• **INFORMATION SHOWN**:
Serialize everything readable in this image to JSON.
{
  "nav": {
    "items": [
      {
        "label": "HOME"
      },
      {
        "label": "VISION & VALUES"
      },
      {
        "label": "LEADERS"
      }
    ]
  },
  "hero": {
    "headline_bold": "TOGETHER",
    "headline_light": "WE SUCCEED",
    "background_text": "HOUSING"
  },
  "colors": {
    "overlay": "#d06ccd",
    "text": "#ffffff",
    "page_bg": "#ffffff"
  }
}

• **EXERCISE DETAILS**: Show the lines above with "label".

• **TASK RESULT**:
        "label": "HOME"
        "label": "VISION & VALUES"
        "label": "LEADERS"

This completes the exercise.